Art history exists as a set of critical relationships to what has been created in the past, and to what is currently being produced, in a dynamic relationship with the future (or at least what we can glimpse of it). Thus, art can be thought of as a way to “give form” to our present, through imagination and innovation.
The work of Mario García Torres, consisting of videos, installations and, more recently, sculptures, relates to this constitutive process. His practice mostly engages artistic practices from the second half of the twentieth century, which García Torres considers as crucial to the inherited Western concept of modernity. “Let’s Walk Together,” his current exhibition at Museo Tamayo, curated by Sofia Hernández Chong Cuy, aspires to be the first comprehensive retrospective of the artist’s work in Mexico. The curatorial proposal looks past the museum walls, venturing into various locations in the city according to a logic invented by the artist and linked to an earlier project, his Museo Arte Sacramento, an imaginary museum he mentally established on a piece of land in the Mexican state of Coahuila, where he is originally from. This labyrinthine display, which can be considered a work in itself, affirms the artist’s practice as primarily concerned with the elasticity of time, space and biography, in a problematic attempt to affirm art as a mostly intellectual activity whose relevancy isn’t ultimately linked to its physical substance. García Torres’s endeavor is a kind of ceaseless quest for ghosts, using the art world as a privileged territory to investigate past anecdotes and generative a posteriori narratives, which are in turn susceptible to added meaning from our present time.

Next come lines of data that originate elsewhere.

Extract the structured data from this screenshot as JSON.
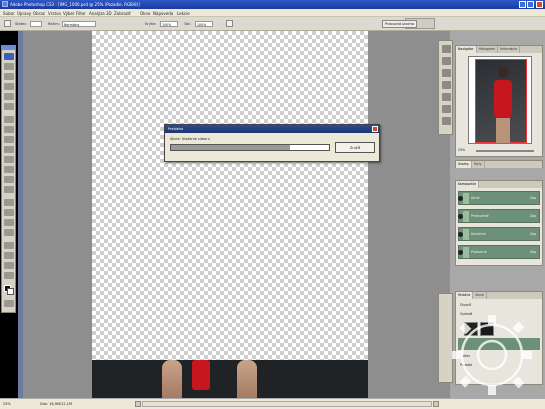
{
  "app": {
    "title": "Adobe Photoshop CS3 - [IMG_1000.psd @ 25% (Pozadie, RGB/8)]"
  },
  "menu": {
    "items": [
      "Súbor",
      "Úpravy",
      "Obraz",
      "Vrstva",
      "Výber",
      "Filter",
      "Analýza",
      "3D",
      "Zobraziť",
      "Okno",
      "Nápoveda",
      "Lekcie"
    ]
  },
  "options": {
    "brush_label": "Štetec:",
    "mode_label": "Režim:",
    "mode_value": "Normálny",
    "opacity_label": "Krytie:",
    "opacity_value": "100%",
    "flow_label": "Tok:",
    "flow_value": "100%",
    "workspace_button": "Pracovná plocha"
  },
  "dialog": {
    "title": "Prebieha",
    "message": "Akcia: Uloženie súboru",
    "cancel_label": "Zrušiť",
    "progress": 0.75
  },
  "navigator": {
    "tabs": [
      "Navigátor",
      "Histogram",
      "Informácie"
    ],
    "zoom": "25%"
  },
  "swatches": {
    "tabs": [
      "Vzorky",
      "Štýly"
    ]
  },
  "layer_comps": {
    "tabs": [
      "Kompozície"
    ],
    "rows": [
      {
        "name": "Akcie",
        "value": "Zap"
      },
      {
        "name": "Predvolené",
        "value": "Zap"
      },
      {
        "name": "Kreslenie",
        "value": "Zap"
      },
      {
        "name": "Produkcia",
        "value": "Zap"
      }
    ]
  },
  "history": {
    "tabs": [
      "História",
      "Akcie"
    ],
    "rows": [
      "Otvoriť",
      "Vyrezať",
      "Štetec",
      "Pozadie"
    ]
  },
  "status": {
    "zoom": "25%",
    "doc": "Dok: 16,9M/12,1M"
  },
  "colors": {
    "accent": "#2f59c7",
    "progress": "#9a9a9a",
    "comp_row": "#6d9079"
  }
}
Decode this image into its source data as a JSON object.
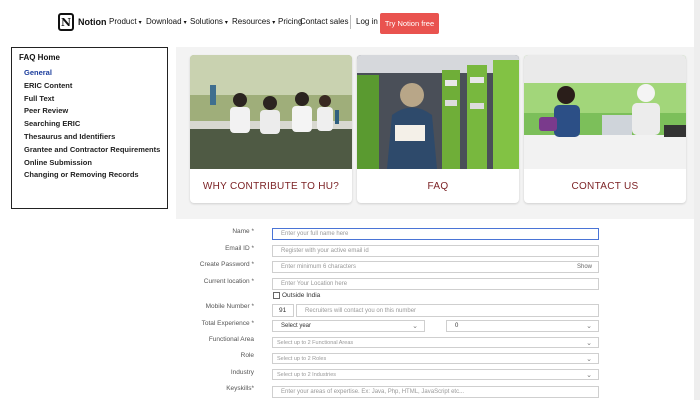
{
  "nav": {
    "logo_text": "Notion",
    "logo_glyph": "N",
    "items": [
      {
        "label": "Product",
        "chevron": true
      },
      {
        "label": "Download",
        "chevron": true
      },
      {
        "label": "Solutions",
        "chevron": true
      },
      {
        "label": "Resources",
        "chevron": true
      },
      {
        "label": "Pricing",
        "chevron": false
      }
    ],
    "contact_sales": "Contact sales",
    "login": "Log in",
    "try_free": "Try Notion free",
    "accent": "#e9534f"
  },
  "faq": {
    "title": "FAQ Home",
    "items": [
      {
        "label": "General",
        "active": true
      },
      {
        "label": "ERIC Content"
      },
      {
        "label": "Full Text"
      },
      {
        "label": "Peer Review"
      },
      {
        "label": "Searching ERIC"
      },
      {
        "label": "Thesaurus and Identifiers"
      },
      {
        "label": "Grantee and Contractor Requirements"
      },
      {
        "label": "Online Submission"
      },
      {
        "label": "Changing or Removing Records"
      }
    ]
  },
  "cards": [
    {
      "label": "WHY CONTRIBUTE TO HU?"
    },
    {
      "label": "FAQ"
    },
    {
      "label": "CONTACT US"
    }
  ],
  "form": {
    "name_label": "Name *",
    "name_placeholder": "Enter your full name here",
    "email_label": "Email ID *",
    "email_placeholder": "Register with your active email id",
    "password_label": "Create Password *",
    "password_placeholder": "Enter minimum 6 characters",
    "password_show": "Show",
    "location_label": "Current location *",
    "location_placeholder": "Enter Your Location here",
    "outside_india": "Outside India",
    "mobile_label": "Mobile Number *",
    "mobile_code": "91",
    "mobile_placeholder": "Recruiters will contact you on this number",
    "experience_label": "Total Experience *",
    "experience_years": "Select year",
    "experience_months": "0",
    "functional_label": "Functional Area",
    "functional_placeholder": "Select up to 2 Functional Areas",
    "role_label": "Role",
    "role_placeholder": "Select up to 2 Roles",
    "industry_label": "Industry",
    "industry_placeholder": "Select up to 2 Industries",
    "keyskills_label": "Keyskills*",
    "keyskills_placeholder": "Enter your areas of expertise. Ex: Java, Php, HTML, JavaScript etc..."
  }
}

García Torres’s work is not often exhibited in his own country as one could expect — possibly suggesting a different understanding of the work outside of US and European contexts. Deliberately mimicking archival and documentary formats, appropriating the auras of other artists’ works and using ready-made objects as validating artifacts that are often only very distantly linked to the core narratives discussed, Garcia Torres plays with the idea of authenticity. His seeming ambition to be poetic and playful could be read as naïve. The artist’s interest in the idea of the border, be it imaginary, social or physical, is often betrayed by the temptation to repatriate the possibly ambivalent figures he chooses (in the majority white, male and upper class) on the side of artistic genius. Their potential function as heroic alter egos can hardly be concealed.
If these appropriated tales can appeal to a Western audience inclined to valorize them as humanistic displays of interest in the figure of the marginal Other, one might consider, from a more “marginal” point of view, that this universalistic posture unconsciously central to Garcia Torres’s work is ultimately rooted in “the idea of ‘difference’ as pejoration.” ¹ Still, this might just a be a reminder that the Museum, the secondary character within the artist’s practice, anthropomorphic yet spectral, remains a place still to be decolonized, and that the white cube, in its most bare form, continues to be haunted by many ghosts talking out loud on behalf of many others. García Torres’s conscious denial of such matters attests to an interesting refusal to stay in the territory assigned to Latin American artists, to acknowledge his otherness, his pejorative difference. In a peculiar way not exempt of its own form of courage, he has decided to remain blind to the spectacle of decay that the world increasingly has to offer, and to use the safe place of the institution as a an endless territory to conquer — and I actually envy the nostalgic, boyish drive that makes him able to yield, again and again, to the temptation of the center.